I know that our Savior lives. He knows what it’s like to have same-sex attraction. I have learned this for myself from my favorite scripture in the Book of Mormon: Alma 7:11-13. Alma teaches that Christ would suffer “pains and afflictions and temptations of every kind…that his bowels may be filled with mercy…that he may know according to the flesh how to succor his people according to their infirmities.” Through this passage I came to understand the depth of the atoning sacrifice Christ made for each of us.The atonement heals so much more than the guilt resulting from our sins. Christ endured every pain, heartbreak, and sickness we have ever suffered. Because of this, he knows how to help us. Christ knows what it’s like to be attracted to members of the same sex. He knows the pain and confusion associated with this issue, and because of this He can empathize with us. Without Him I will never be whole.

Words and labels play an extensive role in our lives. Not identifying myself as “a homosexual” or “a gay man” remains an important step in my process of self-discovery and understanding. Instead, I try to see myself as my Father in Heaven sees me. I am a son of God with divine potential. To become who my Heavenly Father wants me to become, God has given me the challenge of being attracted to members of my own sex. Reflecting continually on the reasons for such a struggle, something that permeates my daily thoughts and emotions, I am starting to grasp the blessings of same-sex attraction. No other challenge has brought me to my knees more, nor turned me to frequent prayer, scripture study, and temple attendance. Nothing else fills my soul with empathy and love with similar magnitude. I have even come to the conclusion that if I had the opportunity to choose any trial to eliminate, I would actually choose the absence of migraines. No question! My SSA has become one of my greatest teachers.

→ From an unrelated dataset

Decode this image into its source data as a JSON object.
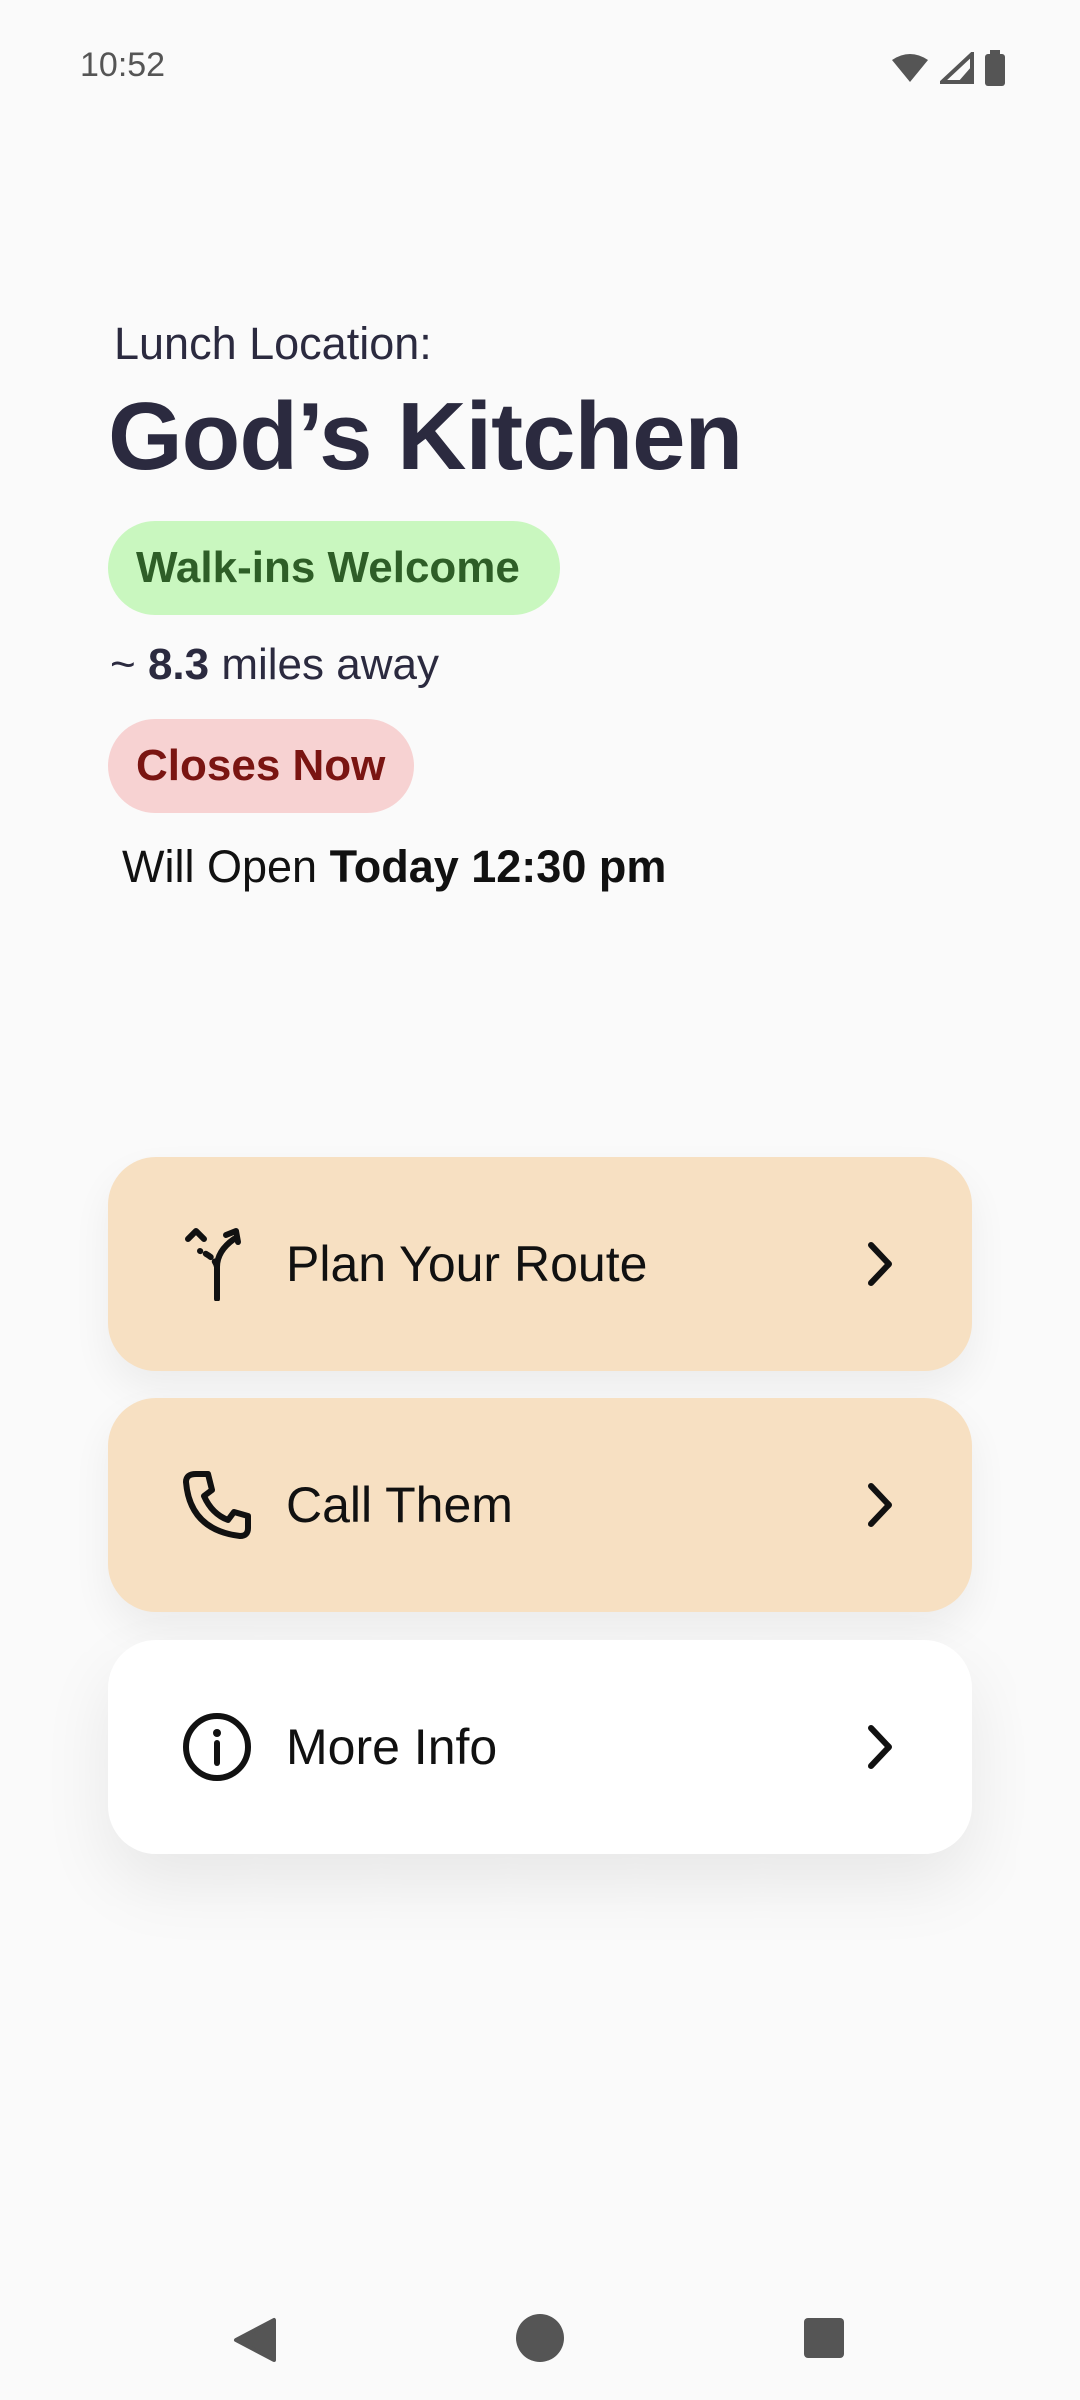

Those who don’t experience SSA may never fully comprehend what we who have these attractions go through. However, simply because others may not share the exact same trials that we do does not negate their love or advice. All lives share a common denominator of pain. I know that I am inexperienced in regards to other kinds of attractions. For example, I don’t know how it feels to be sexually attracted to children, but I know that Christ does. He’s given me (and others) this challenge for a reason. I know that I have become far less judgmental through this trial. It has enabled me to have more compassion, more faith, and more charity. Above all, it has strengthened my testimony in Jesus Christ and His Plan of Salvation. And while I’m still trying to find my place in this plan, I know that I do have a place in it. Agency, one of the greatest gifts that God has ever given all of His children, remains critical to this plan. The only thing that we can give to God that He doesn’t already possess are our wills. The world tells us that we cannot choose, that we cannot change and we should embrace our attractions through homosexual relationships. The prophets have told us to “choose you this day whom ye will serve” (Joshua 24:15). I know that as I use my God-given agency to serve and follow Christ I will have true happiness.

Our Savior promises to give us everything, including eternal life. The strength and power of His love remains greater and more fulfilling than any other love that I could ever desire. We all have to make sacrifices to gain this salvation, and if I have to lay my desires for homosexual relationships on the altar, so be it. I can choose to be miserable in my celibacy, or I can choose to have faith that my Heavenly Father will either help me to develop feelings for a woman and marry her or to have trust in Him that I will have the opportunity to marry in the next life. Just as I have the power to choose not to act on these feelings, I have the power to choose to be happy living the law of chastity. I am not defined by my attractions; there’s so much more to me. I am a son of God, and through the tumultuous storms of life, He has given me hope.